French linguist; originator of the Ollendorff method of teaching modern languages; born at Rawicz, Posen, in 1802; died at Paris April 3, 1865. At an early age he went to London, where he began to apply in his teaching the system which subsequently brought him an international reputation. This method is based on the principle that a foreign language should be taught in the same way in which a child learns to speak its mother tongue. Confining itself to the most indispensable grammatical rules, the system begins with simple sentences containing only a subject and a predicate, and then proceeds gradually to the most complex constructions. The allusions to this method in Captain Basil Hall's "Schloss Hainfeld; or, A Winter in Lower Styria" (London, 1836), brought it at once into general notice.
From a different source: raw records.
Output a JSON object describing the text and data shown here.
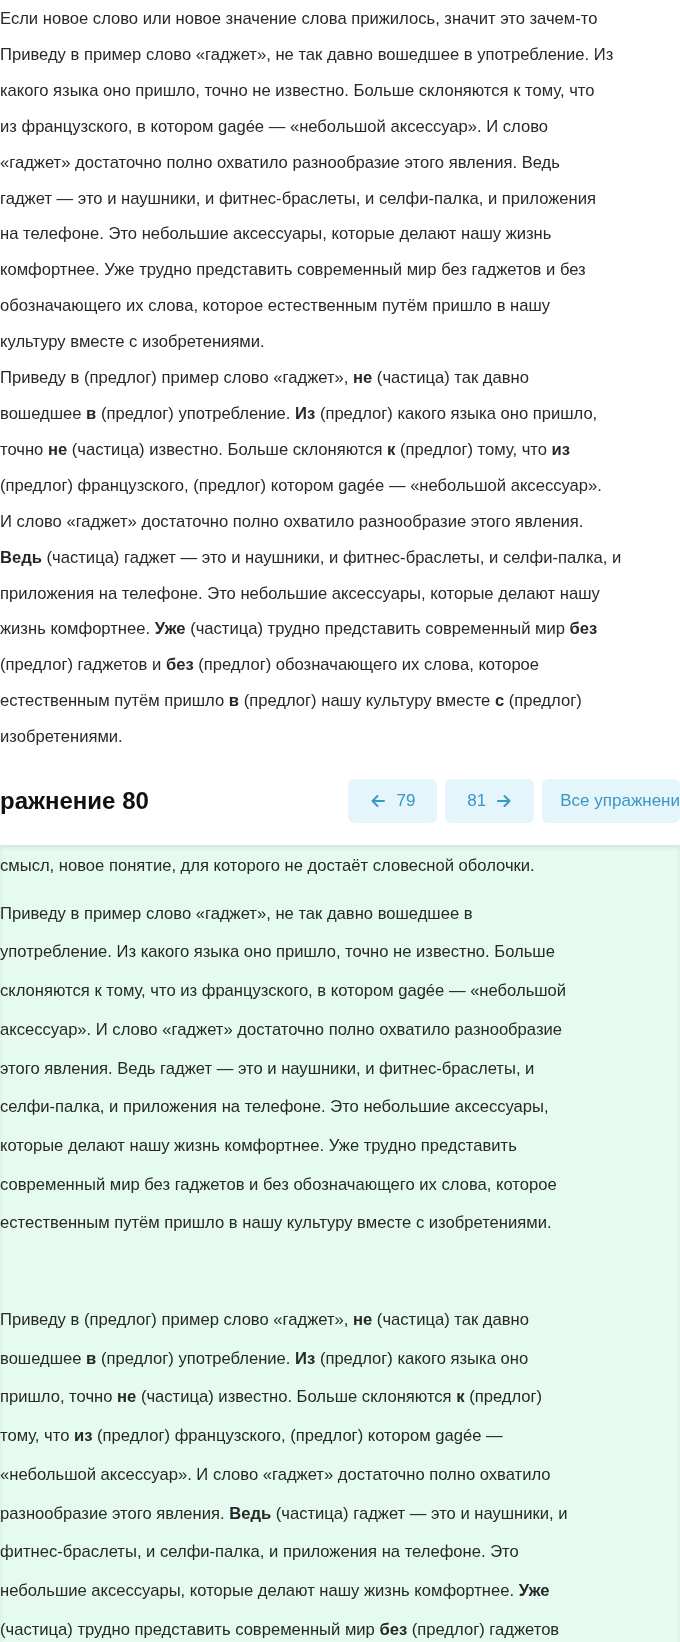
{
  "top_text": {
    "paragraphs": [
      {
        "lines": [
          "Если новое слово или новое значение слова прижилось, значит это зачем-то"
        ]
      },
      {
        "lines": [
          "Приведу в пример слово «гаджет», не так давно вошедшее в употребление. Из",
          "какого языка оно пришло, точно не известно. Больше склоняются к тому, что",
          "из французского, в котором gagée — «небольшой аксессуар». И слово",
          "«гаджет» достаточно полно охватило разнообразие этого явления. Ведь",
          "гаджет — это и наушники, и фитнес-браслеты, и селфи-палка, и приложения",
          "на телефоне. Это небольшие аксессуары, которые делают нашу жизнь",
          "комфортнее. Уже трудно представить современный мир без гаджетов и без",
          "обозначающего их слова, которое естественным путём пришло в нашу",
          "культуру вместе с изобретениями."
        ]
      },
      {
        "lines": [
          "Приведу в (предлог) пример слово «гаджет», **не** (частица) так давно",
          "вошедшее **в** (предлог) употребление. **Из** (предлог) какого языка оно пришло,",
          "точно **не** (частица) известно. Больше склоняются **к** (предлог) тому, что **из**",
          "(предлог) французского, (предлог) котором gagée — «небольшой аксессуар».",
          "И слово «гаджет» достаточно полно охватило разнообразие этого явления.",
          "**Ведь** (частица) гаджет — это и наушники, и фитнес-браслеты, и селфи-палка, и",
          "приложения на телефоне. Это небольшие аксессуары, которые делают нашу",
          "жизнь комфортнее. **Уже** (частица) трудно представить современный мир **без**",
          "(предлог) гаджетов и **без** (предлог) обозначающего их слова, которое",
          "естественным путём пришло **в** (предлог) нашу культуру вместе **с** (предлог)",
          "изобретениями."
        ]
      }
    ]
  },
  "exercise_header": {
    "title": "ражнение 80",
    "buttons": [
      {
        "kind": "prev",
        "label": "79"
      },
      {
        "kind": "next",
        "label": "81"
      },
      {
        "kind": "all",
        "label": "Все упражнени"
      }
    ]
  },
  "answer": {
    "paragraphs": [
      {
        "lines": [
          "смысл, новое понятие, для которого не достаёт словесной оболочки."
        ]
      },
      {
        "lines": [
          "Приведу в пример слово «гаджет», не так давно вошедшее в",
          "употребление. Из какого языка оно пришло, точно не известно. Больше",
          "склоняются к тому, что из французского, в котором gagée — «небольшой",
          "аксессуар». И слово «гаджет» достаточно полно охватило разнообразие",
          "этого явления. Ведь гаджет — это и наушники, и фитнес-браслеты, и",
          "селфи-палка, и приложения на телефоне. Это небольшие аксессуары,",
          "которые делают нашу жизнь комфортнее. Уже трудно представить",
          "современный мир без гаджетов и без обозначающего их слова, которое",
          "естественным путём пришло в нашу культуру вместе с изобретениями."
        ]
      },
      {
        "lines": [
          "Приведу в (предлог) пример слово «гаджет», **не** (частица) так давно",
          "вошедшее **в** (предлог) употребление. **Из** (предлог) какого языка оно",
          "пришло, точно **не** (частица) известно. Больше склоняются **к** (предлог)",
          "тому, что **из** (предлог) французского, (предлог) котором gagée —",
          "«небольшой аксессуар». И слово «гаджет» достаточно полно охватило",
          "разнообразие этого явления. **Ведь** (частица) гаджет — это и наушники, и",
          "фитнес-браслеты, и селфи-палка, и приложения на телефоне. Это",
          "небольшие аксессуары, которые делают нашу жизнь комфортнее. **Уже**",
          "(частица) трудно представить современный мир **без** (предлог) гаджетов"
        ]
      }
    ]
  }
}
Ollendorff went to Paris about 1830. The first work he published there was the "Petit Traité sur la Déclinaison Allemande"; this was followed by the "Méthode Appliquée à l'Allemand," first in French and then in English. The latter book became very popular in England, and was even translated into Gujarati, a language of British India. Ollendorff himself adapted his method to Italian, Spanish, modern Greek, etc. On the advice of Salomon Munk he sent a copy of his work to the University of Jena, which conferred upon him in return the doctorate of letters. On the publication of his "Méthode de l'Allemand à l'Usage des Français" (1833), which attracted the attention of De Salvandy, minister of public instruction, Ollendorff's system was introduced, despite some opposition, into the French colleges. As soon as it appeared Ollendorff's "Méthode" was pirated at Frankfort-on-the-Main, where it was not protected by copyright, and his system was generally followed. Ollendorff was his own publisher, printing his works in the Rue Richelieu, in his own establishment.
- Salomon Munk, Esquissc Biographique: Le Professcur Ollendorff, Paris.